  3. Grocery Shopping: I tried to pull out of the kids what they'd be willing to help cook this week. My daughter - cheesy hamburger (like sloppy joes with cheese wiz, served on a bun with tator tots on the side. I know, no self-respecting mother would ever serve this. It's one of those holdovers from my own childhood. ) My son - breakfast for dinner.

  4. Leave instructions for cooking meals (see above) and those Dear Husband agreed to cook. Heaven forbid anyone pay attention when I'm here, or open a cookbook!

  5. Speaking of instructions, I'll need to write out everything about who needs to be where and when. Not that it's any different from any other week, but, you know.

  6. Pack. Yeah! I've bought new outfits for Surrey. I don't know why I always feel the need to do this, but there's nothing to make one feel good and confident but something new and pretty to wear. I looked last night at a new blouse I bought and didn't notice until the tags were gone that it's dry clean only. Sigh. But it's pretty, so I'm keeping it! I also got a hair cut and color. Hair is too dark (didn't I say "my natural but currently faded strawberry? It's pretty much auburn.) And too short. Guess that's what I get for my moment of vanity.

  7. Write?! I have that editor blue pencil appointment (with Lisa Rector-Maass). I plan to take the piece I wrote while in Colorado with Tricia. My beginning. I periodically love it and hate it. I know it needs more polish. I'm not sure that's going to happen before Surrey. I was going to cancel the appointment, but Tricia (thank you) reminded me the purpose of the blue pencil appointment is to get feedback and advice, not to present something perfect, so...

  8. Finish bookmarks. I did these a few years ago to pass out at the conference and it was fun! ere are two of my favorites from this year:

  9. Load Kodak software on my laptop. Laptop! Hurray! Dear Husband won a laptop in his company raffle to give away some of the old laptops they were replacing. So, it's not state-of-the-art or anything, but it is a laptop! I'm hoping to post pictures of Surrey along with my blog updates (again, all depending on web access from the hotel).
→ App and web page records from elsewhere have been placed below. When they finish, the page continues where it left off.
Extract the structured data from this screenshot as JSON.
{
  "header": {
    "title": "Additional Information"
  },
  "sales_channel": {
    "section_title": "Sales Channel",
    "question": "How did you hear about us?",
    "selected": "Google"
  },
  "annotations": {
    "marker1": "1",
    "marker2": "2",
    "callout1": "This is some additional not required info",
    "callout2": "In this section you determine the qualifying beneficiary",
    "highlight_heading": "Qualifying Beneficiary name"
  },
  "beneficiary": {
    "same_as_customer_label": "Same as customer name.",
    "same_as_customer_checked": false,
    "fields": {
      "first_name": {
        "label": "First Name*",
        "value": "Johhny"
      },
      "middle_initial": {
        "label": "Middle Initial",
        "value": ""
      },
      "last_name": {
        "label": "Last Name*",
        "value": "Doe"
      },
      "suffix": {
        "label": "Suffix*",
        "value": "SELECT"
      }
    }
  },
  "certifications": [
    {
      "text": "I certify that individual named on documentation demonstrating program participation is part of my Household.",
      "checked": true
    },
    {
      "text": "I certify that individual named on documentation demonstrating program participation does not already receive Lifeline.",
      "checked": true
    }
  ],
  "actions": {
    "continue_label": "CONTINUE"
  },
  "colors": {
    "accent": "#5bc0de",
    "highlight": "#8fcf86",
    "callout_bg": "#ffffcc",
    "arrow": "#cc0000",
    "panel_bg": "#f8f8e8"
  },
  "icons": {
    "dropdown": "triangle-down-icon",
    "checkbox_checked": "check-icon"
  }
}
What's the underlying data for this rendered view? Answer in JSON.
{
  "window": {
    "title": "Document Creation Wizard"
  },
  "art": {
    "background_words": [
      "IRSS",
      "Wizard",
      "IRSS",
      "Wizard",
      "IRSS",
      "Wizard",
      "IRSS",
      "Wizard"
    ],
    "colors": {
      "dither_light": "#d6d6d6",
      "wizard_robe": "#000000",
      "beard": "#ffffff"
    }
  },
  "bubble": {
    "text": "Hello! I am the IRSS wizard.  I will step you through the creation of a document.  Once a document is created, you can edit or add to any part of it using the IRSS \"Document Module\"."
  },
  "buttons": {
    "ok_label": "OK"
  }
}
I'm sure I'll think of more, but actually, it doesn't look quite so overwhelming, now that I've written it all down. Anyway, hope to talk to you next week from Surrey!

Thursday, October 16, 2008

Surrey International Writers' Conference

At this time next week, I'll be residing in Surrey (near Vancouver), BC, Canada - visiting with old friends and getting ready for the Surrey International Writers' Conference.

Thursday is Master Class day, and I'm attending two. Query Roulette - by Janet Reid, and The Tornado Effect, by Donald Maass. (Why is it whenever you leave one of Donald's classes, you feel like you've been run over by a tournado?!)

Anyway, in my new, new commitment to get back to posting regularly on my blog, I plan to post every day from Surrey (assuming my internet connection works!). So, stop back and check in for my tip of the day, and a report on the sessions attended and the fun goings on.

And to all my friends from year's past who won't be attending the conference this year (you know who you are...Tricia, Stephanie, Catherine, Linda, and anyone else I'm missing), you'll be missed -- LOOSERS!